Just replace some of the names and you feel like your in the Middle East, where projects are known to be delayed, technology is always ahead of what was originally planned and the overall cost is several times higher then originally planned….
Important aspects of SBInet remain ambiguous and in a continued state of
flux, making it unclear and uncertain what technology capabilities will be
delivered, when and where they will be delivered, and how they will be
delivered. For example, the scope and timing of planned SBInet deployments and
capabilities have continued to change since the program began and, even now,
are unclear. Further, the program office does not have an approved integrated
master schedule to guide the execution of the program, and GAO’s assimilation
of available information indicates that the schedule has continued to change.
This schedule-related risk is exacerbated by the continuous change in and the
absence of a clear definition of the approach that is being used to define,
develop, acquire, test, and deploy SBInet. The absence of clarity and stability in these
key aspects of SBInet impairs
the ability of the Congress to oversee the program and hold DHS accountable for
program results, and it hampers DHS’s ability to measure program progress.
have not been effectively defined and managed. While the program office
recently issued guidance that defines key practices associated with effectively
developing and managing requirements, such as eliciting user needs and ensuring
that different levels of requirements and associated verification methods are
properly aligned with one another, the guidance was developed after several key
activities had been completed. In the absence of this guidance, the program has
not effectively performed key requirements definition and management practices.
For example, it has not ensured that different levels of requirements are
properly aligned, as evidenced by GAO’s analysis of a random probability sample
of component requirements showing that a large percentage of them could not be
traced to higher-level system and operational requirements. Also, some of SBInet’s operational
requirements, which are the basis for all lower-level requirements, were found
by an independent DHS review to be unaffordable and unverifiable, thus casting
doubt on the quality of lower-level requirements that are derived from them. As
a result, the risk of SBInet not
meeting mission needs and performing as intended is increased, as are the
chances of expensive and time-consuming system rework.
has not been effectively managed. For example, the program office has not
tested the individual system components to be deployed to the initial
deployment locations, even though the contractor initiated integration testing
of these components with other system components and subsystems in June 2008.
Further, while a test management strategy was drafted in May 2008, it has not
been finalized and approved, and it does not contain, among other things, a
clear definition of testing roles and responsibilities; a high-level master
schedule of SBInet test
activities; or sufficient detail to effectively guide project-specific test

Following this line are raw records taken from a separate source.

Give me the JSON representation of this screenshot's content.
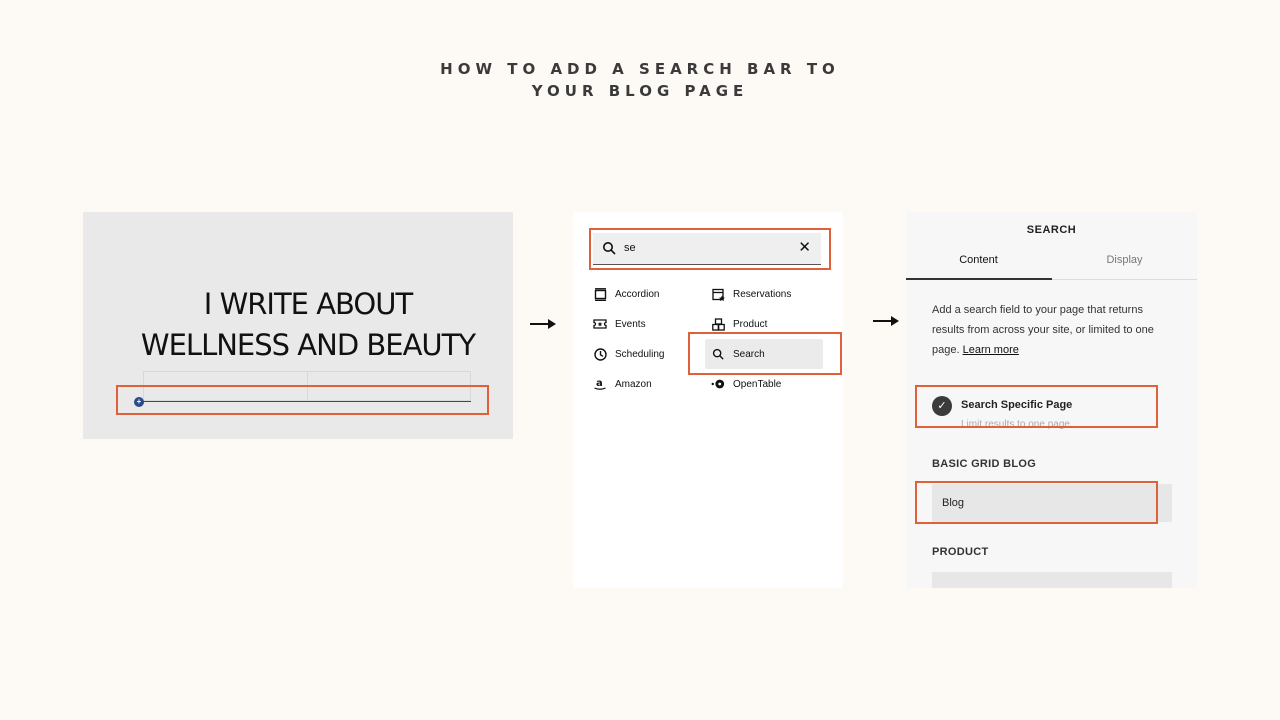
{
  "page": {
    "title_line1": "HOW TO ADD A SEARCH BAR TO",
    "title_line2": "YOUR BLOG PAGE"
  },
  "editor_preview": {
    "heading_line1": "I WRITE ABOUT",
    "heading_line2": "WELLNESS AND BEAUTY",
    "insert_point_symbol": "+"
  },
  "block_picker": {
    "search_value": "se",
    "clear_symbol": "✕",
    "items": [
      {
        "label": "Accordion",
        "icon": "accordion-icon"
      },
      {
        "label": "Reservations",
        "icon": "reservations-icon"
      },
      {
        "label": "Events",
        "icon": "events-icon"
      },
      {
        "label": "Product",
        "icon": "product-icon"
      },
      {
        "label": "Scheduling",
        "icon": "clock-icon"
      },
      {
        "label": "Search",
        "icon": "search-icon"
      },
      {
        "label": "Amazon",
        "icon": "amazon-icon"
      },
      {
        "label": "OpenTable",
        "icon": "opentable-icon"
      }
    ],
    "selected": "Search"
  },
  "settings": {
    "title": "SEARCH",
    "tabs": [
      {
        "label": "Content",
        "active": true
      },
      {
        "label": "Display",
        "active": false
      }
    ],
    "description": "Add a search field to your page that returns results from across your site, or limited to one page.",
    "learn_more": "Learn more",
    "toggle_label": "Search Specific Page",
    "toggle_sub": "Limit results to one page.",
    "check_symbol": "✓",
    "section1_label": "BASIC GRID BLOG",
    "section1_value": "Blog",
    "section2_label": "PRODUCT",
    "section2_value": ""
  },
  "colors": {
    "highlight": "#e0603a",
    "background": "#fdf9f5",
    "insert_line": "#2b4a8a"
  }
}
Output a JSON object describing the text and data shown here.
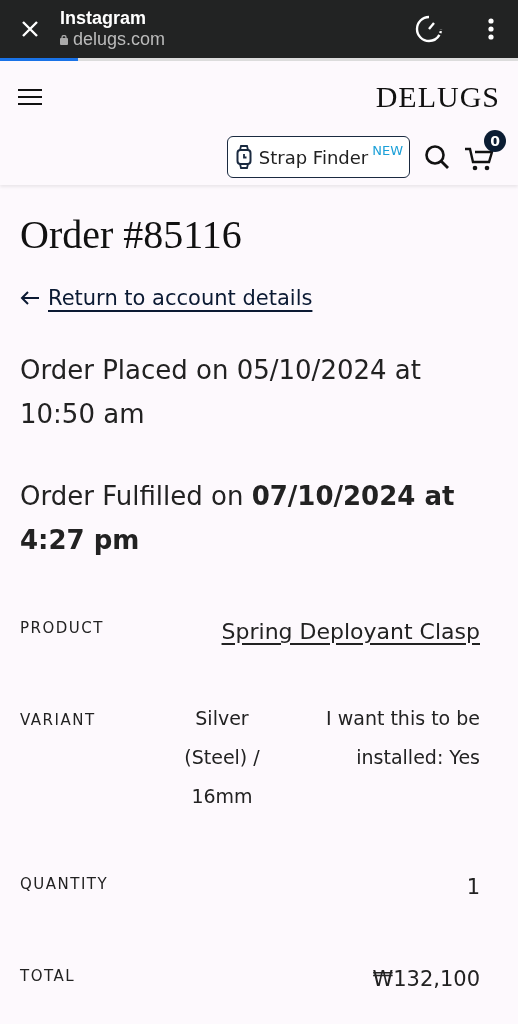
{
  "browser_bar": {
    "title": "Instagram",
    "url": "delugs.com",
    "level": 0.15
  },
  "header": {
    "logo": "DELUGS",
    "strap_finder": {
      "label": "Strap Finder",
      "badge": "NEW"
    },
    "cart_count": "0"
  },
  "order": {
    "title": "Order #85116",
    "back_link": "Return to account details",
    "placed": "Order Placed on 05/10/2024 at 10:50 am",
    "fulfilled": "Order Fulfilled on **07/10/2024 at 4:27 pm**",
    "details": [
      {
        "kind": "link",
        "label": "PRODUCT",
        "value": "Spring Deployant Clasp"
      },
      {
        "kind": "parts",
        "label": "VARIANT",
        "values": [
          "Silver (Steel) / 16mm",
          "I want this to be installed: Yes"
        ]
      },
      {
        "kind": "text",
        "label": "QUANTITY",
        "value": "1"
      },
      {
        "kind": "text",
        "label": "TOTAL",
        "value": "₩132,100"
      }
    ]
  }
}
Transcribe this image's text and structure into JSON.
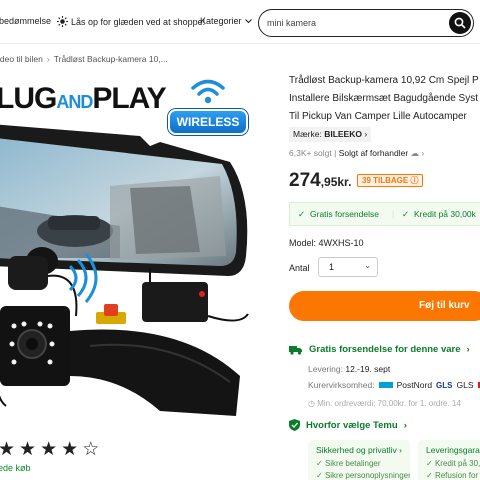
{
  "topbar": {
    "reviews": "bedømmelse",
    "promo": "Lås op for glæden ved at shoppe!",
    "categories": "Kategorier",
    "search_value": "mini kamera"
  },
  "breadcrumb": [
    "ideo til bilen",
    "Trådløst Backup-kamera 10,..."
  ],
  "hero": {
    "plug_pre": "LUG",
    "plug_and": "AND",
    "plug_post": "PLAY",
    "wireless": "WIRELESS"
  },
  "rating": {
    "stars": 4.5,
    "sold_text": "ede køb"
  },
  "product": {
    "title_lines": [
      "Trådløst Backup-kamera 10,92 Cm Spejl P",
      "Installere Bilskærmsæt Bagudgående Syst",
      "Til Pickup Van Camper Lille Autocamper"
    ],
    "brand_label": "Mærke:",
    "brand": "BILEEKO",
    "sold": "6,3K+ solgt",
    "seller": "Solgt af forhandler",
    "price_main": "274",
    "price_dec": ",95kr.",
    "discount": "39 TILBAGE",
    "ship_free": "Gratis forsendelse",
    "credit": "Kredit på 30,00k",
    "model": "Model: 4WXHS-10",
    "qty_label": "Antal",
    "qty_value": "1",
    "cart_button": "Føj til kurv"
  },
  "shipping": {
    "title": "Gratis forsendelse for denne vare",
    "delivery_label": "Levering:",
    "delivery_value": "12.-19. sept",
    "couriers_label": "Kurervirksomhed:",
    "courier1": "PostNord",
    "courier2": "GLS",
    "courier3": "GLS",
    "min_order": "Min. ordreværdi: 70,00kr. for 1. ordre. 14"
  },
  "why": {
    "title": "Hvorfor vælge Temu",
    "card1_title": "Sikkerhed og privatliv",
    "card1_line": "Sikre betalinger",
    "card1_line2": "Sikre personoplysninger",
    "card2_title": "Leveringsgara",
    "card2_line": "Kredit på 30,0",
    "card2_line2": "Refusion for"
  },
  "colors": {
    "accent": "#fb7701",
    "green": "#0a7d2a"
  }
}
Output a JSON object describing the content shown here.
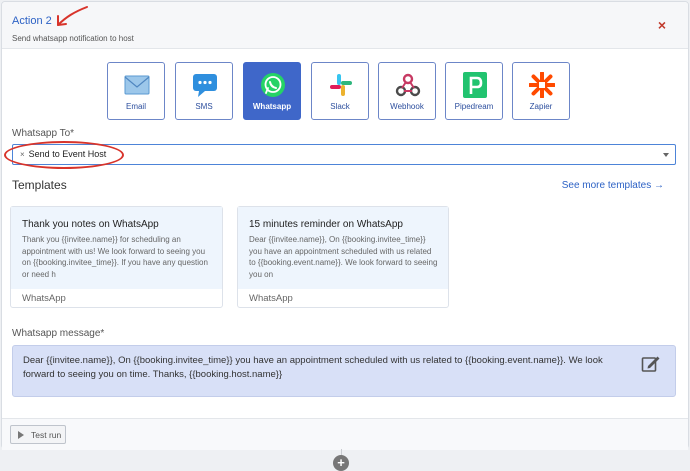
{
  "header": {
    "title": "Action 2",
    "subtitle": "Send whatsapp notification to host",
    "close_label": "×"
  },
  "channels": [
    {
      "label": "Email",
      "icon": "email-icon"
    },
    {
      "label": "SMS",
      "icon": "sms-icon"
    },
    {
      "label": "Whatsapp",
      "icon": "whatsapp-icon",
      "active": true
    },
    {
      "label": "Slack",
      "icon": "slack-icon"
    },
    {
      "label": "Webhook",
      "icon": "webhook-icon"
    },
    {
      "label": "Pipedream",
      "icon": "pipedream-icon"
    },
    {
      "label": "Zapier",
      "icon": "zapier-icon"
    }
  ],
  "whatsapp_to": {
    "label": "Whatsapp To*",
    "tag_remove": "×",
    "selected": "Send to Event Host"
  },
  "templates": {
    "title": "Templates",
    "see_more": "See more templates",
    "see_more_arrow": "→",
    "cards": [
      {
        "title": "Thank you notes on WhatsApp",
        "description": "Thank you {{invitee.name}} for scheduling an appointment with us! We look forward to seeing you on {{booking.invitee_time}}. If you have any question or need h",
        "footer": "WhatsApp"
      },
      {
        "title": "15 minutes reminder on WhatsApp",
        "description": "Dear {{invitee.name}}, On {{booking.invitee_time}} you have an appointment scheduled with us related to {{booking.event.name}}. We look forward to seeing you on",
        "footer": "WhatsApp"
      }
    ]
  },
  "message": {
    "label": "Whatsapp message*",
    "text": "Dear {{invitee.name}}, On {{booking.invitee_time}} you have an appointment scheduled with us related to {{booking.event.name}}. We look forward to seeing you on time. Thanks, {{booking.host.name}}"
  },
  "footer": {
    "test_run": "Test run",
    "add_label": "+"
  },
  "colors": {
    "accent": "#3f67c9",
    "link": "#2d62c5",
    "close": "#c0392b",
    "annotation": "#d8342b",
    "message_bg": "#d8e0f7"
  }
}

planning, such as milestones and metrics for specific project testing. Without
a structured and disciplined approach to testing, the risk that SBInet will not satisfy user
needs and operational requirements, thus requiring system rework, is increased.
Seriously, long term, highly technological projects always risky to manage. In a way, I admire those that can manage a project with hundreds and thousands of dependencies, external controls, budget constrains and eventually deliver a solution. I am sure that under the proper guidance, this said system will become the cornerstone of the border control system.